(MATERIAL PROVIDED Opens)

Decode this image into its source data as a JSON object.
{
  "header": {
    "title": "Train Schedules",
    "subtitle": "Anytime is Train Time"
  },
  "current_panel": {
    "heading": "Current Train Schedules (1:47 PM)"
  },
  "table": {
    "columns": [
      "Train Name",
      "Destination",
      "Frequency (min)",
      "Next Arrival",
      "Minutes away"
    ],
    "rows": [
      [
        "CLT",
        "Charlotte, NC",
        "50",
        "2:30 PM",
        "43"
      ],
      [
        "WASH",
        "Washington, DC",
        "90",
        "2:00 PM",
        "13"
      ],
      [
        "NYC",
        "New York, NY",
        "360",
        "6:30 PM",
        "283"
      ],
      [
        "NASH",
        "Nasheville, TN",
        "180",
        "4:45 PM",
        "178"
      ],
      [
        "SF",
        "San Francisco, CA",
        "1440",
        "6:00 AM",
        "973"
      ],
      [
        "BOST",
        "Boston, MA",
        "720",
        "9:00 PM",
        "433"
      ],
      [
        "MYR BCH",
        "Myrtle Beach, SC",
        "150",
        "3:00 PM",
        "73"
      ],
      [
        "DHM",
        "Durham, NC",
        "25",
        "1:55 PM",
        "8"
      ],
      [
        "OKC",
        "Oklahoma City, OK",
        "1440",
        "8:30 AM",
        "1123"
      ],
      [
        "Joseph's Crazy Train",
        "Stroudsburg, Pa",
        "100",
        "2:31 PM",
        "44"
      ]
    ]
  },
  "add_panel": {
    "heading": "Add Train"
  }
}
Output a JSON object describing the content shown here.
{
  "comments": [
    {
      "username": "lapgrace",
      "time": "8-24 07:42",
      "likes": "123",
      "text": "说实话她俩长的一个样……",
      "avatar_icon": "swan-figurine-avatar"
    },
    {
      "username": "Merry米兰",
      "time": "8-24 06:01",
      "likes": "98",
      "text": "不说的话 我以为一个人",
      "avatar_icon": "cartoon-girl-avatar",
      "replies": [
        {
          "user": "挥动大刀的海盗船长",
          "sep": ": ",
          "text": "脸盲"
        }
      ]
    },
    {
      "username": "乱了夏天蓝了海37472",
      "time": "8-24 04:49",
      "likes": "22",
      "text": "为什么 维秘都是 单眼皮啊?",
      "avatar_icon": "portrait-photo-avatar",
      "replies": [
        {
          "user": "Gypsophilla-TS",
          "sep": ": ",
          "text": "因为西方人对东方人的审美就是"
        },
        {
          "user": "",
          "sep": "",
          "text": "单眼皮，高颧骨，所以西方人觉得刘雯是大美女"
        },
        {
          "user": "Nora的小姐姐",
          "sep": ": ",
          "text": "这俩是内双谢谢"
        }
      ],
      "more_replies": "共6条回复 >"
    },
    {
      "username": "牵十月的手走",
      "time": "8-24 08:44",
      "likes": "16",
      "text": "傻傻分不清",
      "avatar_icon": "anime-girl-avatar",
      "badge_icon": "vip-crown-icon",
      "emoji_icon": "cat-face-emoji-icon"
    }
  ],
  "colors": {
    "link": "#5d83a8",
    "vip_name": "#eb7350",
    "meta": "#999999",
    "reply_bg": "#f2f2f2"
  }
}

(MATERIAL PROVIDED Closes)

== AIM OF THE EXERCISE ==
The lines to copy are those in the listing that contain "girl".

== RESPONSE BELOW ==
      "avatar_icon": "cartoon-girl-avatar",
      "avatar_icon": "anime-girl-avatar",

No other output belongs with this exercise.